(Records contained in a dataset)
===============
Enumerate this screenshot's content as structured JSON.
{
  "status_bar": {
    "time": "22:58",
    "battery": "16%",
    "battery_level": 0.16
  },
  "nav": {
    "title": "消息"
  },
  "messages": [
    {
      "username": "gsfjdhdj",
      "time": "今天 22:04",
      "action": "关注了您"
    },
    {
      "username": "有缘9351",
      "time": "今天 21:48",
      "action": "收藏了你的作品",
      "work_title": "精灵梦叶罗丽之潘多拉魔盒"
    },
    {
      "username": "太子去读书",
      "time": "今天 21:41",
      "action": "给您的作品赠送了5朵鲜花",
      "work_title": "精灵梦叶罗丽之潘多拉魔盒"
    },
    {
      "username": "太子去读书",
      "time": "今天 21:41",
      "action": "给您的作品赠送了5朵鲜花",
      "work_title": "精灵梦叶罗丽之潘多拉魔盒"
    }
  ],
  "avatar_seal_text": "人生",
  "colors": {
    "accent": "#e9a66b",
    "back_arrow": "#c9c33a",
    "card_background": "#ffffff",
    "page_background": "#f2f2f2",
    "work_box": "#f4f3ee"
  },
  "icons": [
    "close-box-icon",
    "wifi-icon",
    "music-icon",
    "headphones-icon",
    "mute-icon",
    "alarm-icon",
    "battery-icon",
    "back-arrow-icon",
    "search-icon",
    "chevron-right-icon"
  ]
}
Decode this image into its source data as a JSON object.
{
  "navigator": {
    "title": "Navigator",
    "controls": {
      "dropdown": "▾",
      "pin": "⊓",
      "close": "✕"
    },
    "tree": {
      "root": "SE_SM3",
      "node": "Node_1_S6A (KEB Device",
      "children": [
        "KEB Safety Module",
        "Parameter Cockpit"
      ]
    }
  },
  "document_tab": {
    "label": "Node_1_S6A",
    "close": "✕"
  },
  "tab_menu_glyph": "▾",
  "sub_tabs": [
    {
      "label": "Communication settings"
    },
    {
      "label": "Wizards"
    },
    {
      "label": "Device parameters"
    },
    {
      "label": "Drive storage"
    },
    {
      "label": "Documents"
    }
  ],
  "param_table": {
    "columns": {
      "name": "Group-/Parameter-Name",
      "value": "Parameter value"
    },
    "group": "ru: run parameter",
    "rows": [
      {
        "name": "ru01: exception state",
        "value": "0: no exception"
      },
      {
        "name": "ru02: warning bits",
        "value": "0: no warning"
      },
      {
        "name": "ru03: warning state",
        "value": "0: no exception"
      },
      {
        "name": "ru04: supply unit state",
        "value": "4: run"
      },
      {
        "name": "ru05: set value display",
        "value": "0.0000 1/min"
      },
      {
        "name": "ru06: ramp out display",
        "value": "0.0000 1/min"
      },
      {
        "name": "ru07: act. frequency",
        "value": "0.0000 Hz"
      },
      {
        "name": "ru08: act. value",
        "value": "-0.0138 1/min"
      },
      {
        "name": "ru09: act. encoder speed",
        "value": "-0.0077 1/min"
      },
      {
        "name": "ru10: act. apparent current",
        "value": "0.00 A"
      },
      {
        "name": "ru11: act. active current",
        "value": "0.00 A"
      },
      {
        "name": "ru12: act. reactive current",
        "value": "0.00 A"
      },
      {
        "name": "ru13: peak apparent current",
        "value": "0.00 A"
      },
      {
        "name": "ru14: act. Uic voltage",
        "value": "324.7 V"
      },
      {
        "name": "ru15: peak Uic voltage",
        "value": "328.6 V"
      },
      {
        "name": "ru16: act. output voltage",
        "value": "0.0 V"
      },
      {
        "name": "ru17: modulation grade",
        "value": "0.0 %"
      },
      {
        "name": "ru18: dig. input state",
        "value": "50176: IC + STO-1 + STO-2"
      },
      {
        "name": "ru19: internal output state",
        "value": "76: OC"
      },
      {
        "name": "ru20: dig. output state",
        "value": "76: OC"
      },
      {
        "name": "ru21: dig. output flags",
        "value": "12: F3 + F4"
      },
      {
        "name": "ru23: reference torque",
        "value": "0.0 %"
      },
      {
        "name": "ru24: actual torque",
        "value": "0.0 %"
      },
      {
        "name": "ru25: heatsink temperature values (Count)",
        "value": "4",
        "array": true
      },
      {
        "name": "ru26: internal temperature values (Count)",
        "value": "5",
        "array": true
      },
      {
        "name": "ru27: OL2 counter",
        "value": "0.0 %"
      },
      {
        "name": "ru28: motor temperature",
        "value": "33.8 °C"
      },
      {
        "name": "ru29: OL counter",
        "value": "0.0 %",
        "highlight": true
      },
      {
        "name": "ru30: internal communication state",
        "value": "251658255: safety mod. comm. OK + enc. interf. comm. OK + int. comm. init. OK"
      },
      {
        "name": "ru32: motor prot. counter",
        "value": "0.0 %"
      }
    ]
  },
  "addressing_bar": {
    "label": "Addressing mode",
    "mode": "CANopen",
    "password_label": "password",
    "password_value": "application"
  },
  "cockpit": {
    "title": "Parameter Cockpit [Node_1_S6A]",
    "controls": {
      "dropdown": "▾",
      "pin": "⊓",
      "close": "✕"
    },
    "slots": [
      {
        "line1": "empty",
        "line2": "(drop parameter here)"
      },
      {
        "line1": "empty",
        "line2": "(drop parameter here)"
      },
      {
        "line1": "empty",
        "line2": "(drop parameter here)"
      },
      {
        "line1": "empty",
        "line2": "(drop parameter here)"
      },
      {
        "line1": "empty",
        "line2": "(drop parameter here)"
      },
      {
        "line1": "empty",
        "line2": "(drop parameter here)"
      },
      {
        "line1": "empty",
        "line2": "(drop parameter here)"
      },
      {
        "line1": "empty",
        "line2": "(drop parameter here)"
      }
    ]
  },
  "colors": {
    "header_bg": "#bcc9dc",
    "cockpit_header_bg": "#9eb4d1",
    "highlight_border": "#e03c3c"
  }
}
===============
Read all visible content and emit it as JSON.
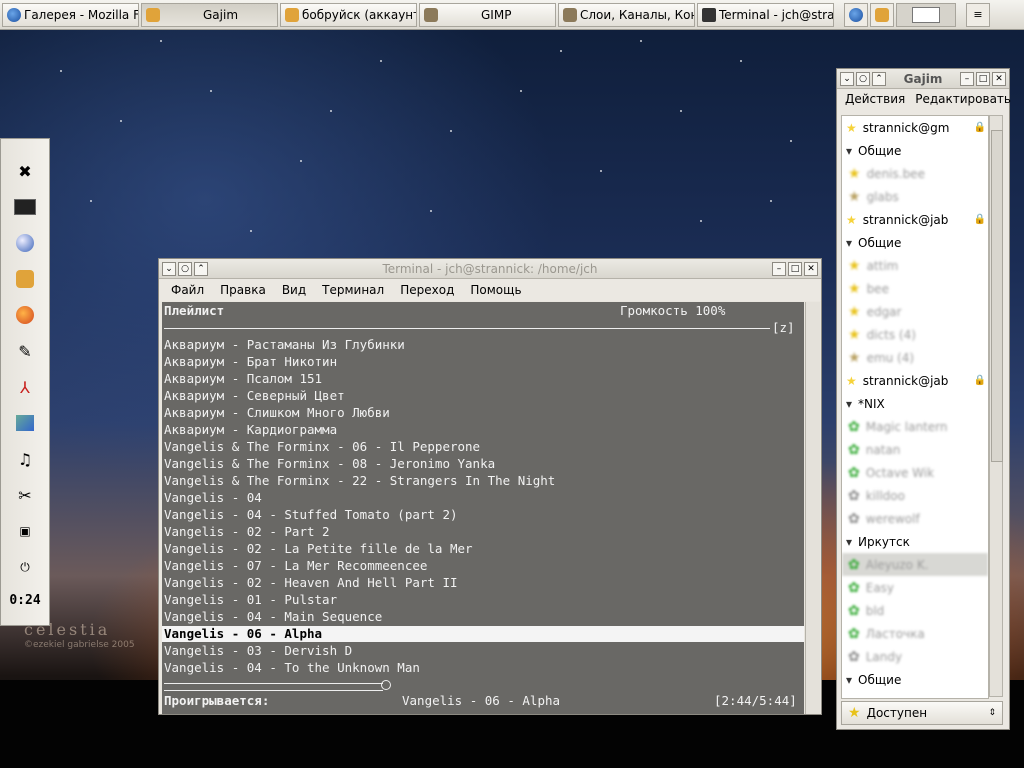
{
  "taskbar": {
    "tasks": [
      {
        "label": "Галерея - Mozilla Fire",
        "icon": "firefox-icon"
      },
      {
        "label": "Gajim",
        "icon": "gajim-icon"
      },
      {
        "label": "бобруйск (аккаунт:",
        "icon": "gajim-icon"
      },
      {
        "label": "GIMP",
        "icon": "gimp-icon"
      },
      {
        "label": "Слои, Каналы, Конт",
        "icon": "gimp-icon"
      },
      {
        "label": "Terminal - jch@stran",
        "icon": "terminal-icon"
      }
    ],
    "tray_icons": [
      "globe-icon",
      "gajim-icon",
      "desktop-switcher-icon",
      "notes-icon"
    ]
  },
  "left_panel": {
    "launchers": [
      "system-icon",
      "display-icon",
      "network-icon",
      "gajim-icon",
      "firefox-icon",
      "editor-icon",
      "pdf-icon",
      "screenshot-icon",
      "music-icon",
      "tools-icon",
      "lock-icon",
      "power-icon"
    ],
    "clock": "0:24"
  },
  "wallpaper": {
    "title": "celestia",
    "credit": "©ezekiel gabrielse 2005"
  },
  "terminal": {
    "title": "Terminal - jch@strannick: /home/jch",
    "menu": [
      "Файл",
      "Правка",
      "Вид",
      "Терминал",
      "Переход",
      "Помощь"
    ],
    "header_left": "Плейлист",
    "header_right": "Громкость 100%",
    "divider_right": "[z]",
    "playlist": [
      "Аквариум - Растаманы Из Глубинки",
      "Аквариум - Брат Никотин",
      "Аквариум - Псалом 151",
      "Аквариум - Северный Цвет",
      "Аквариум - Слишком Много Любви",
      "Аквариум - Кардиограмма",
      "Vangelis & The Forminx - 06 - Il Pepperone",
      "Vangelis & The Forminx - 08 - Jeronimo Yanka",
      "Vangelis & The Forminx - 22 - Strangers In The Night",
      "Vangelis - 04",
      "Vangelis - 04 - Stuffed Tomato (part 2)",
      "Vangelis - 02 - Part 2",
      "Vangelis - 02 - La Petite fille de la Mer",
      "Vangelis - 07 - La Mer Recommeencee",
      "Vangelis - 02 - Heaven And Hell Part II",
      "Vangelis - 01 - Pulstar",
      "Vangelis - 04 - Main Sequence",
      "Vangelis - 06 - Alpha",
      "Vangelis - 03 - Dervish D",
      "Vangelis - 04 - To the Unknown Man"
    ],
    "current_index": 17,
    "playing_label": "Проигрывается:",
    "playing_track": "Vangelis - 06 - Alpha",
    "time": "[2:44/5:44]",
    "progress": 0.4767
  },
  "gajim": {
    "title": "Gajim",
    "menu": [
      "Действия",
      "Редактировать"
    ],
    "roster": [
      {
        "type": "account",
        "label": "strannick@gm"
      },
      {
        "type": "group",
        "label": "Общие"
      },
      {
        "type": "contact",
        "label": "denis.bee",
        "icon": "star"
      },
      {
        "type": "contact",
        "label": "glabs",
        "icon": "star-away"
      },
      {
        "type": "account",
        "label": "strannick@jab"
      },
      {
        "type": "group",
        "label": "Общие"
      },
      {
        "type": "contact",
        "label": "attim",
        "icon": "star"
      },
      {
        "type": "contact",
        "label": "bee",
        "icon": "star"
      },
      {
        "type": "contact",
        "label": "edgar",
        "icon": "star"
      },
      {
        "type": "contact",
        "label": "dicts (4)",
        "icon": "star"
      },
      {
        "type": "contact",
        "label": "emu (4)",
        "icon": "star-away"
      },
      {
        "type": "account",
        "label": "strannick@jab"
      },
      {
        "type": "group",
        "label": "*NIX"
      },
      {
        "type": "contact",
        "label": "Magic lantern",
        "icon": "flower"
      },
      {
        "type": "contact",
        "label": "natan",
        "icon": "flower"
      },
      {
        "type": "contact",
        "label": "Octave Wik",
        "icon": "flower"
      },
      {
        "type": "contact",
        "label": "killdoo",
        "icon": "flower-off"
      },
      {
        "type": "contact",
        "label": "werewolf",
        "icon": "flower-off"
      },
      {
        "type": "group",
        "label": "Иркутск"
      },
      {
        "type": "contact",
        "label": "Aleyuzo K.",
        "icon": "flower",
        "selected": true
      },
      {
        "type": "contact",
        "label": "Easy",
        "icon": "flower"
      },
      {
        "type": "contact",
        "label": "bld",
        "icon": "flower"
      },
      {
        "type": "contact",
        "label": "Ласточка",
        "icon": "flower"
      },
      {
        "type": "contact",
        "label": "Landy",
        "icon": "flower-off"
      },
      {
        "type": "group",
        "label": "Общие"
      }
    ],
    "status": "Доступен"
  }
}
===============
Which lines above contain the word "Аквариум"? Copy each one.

Worked solution =
      "Аквариум - Растаманы Из Глубинки",
      "Аквариум - Брат Никотин",
      "Аквариум - Псалом 151",
      "Аквариум - Северный Цвет",
      "Аквариум - Слишком Много Любви",
      "Аквариум - Кардиограмма",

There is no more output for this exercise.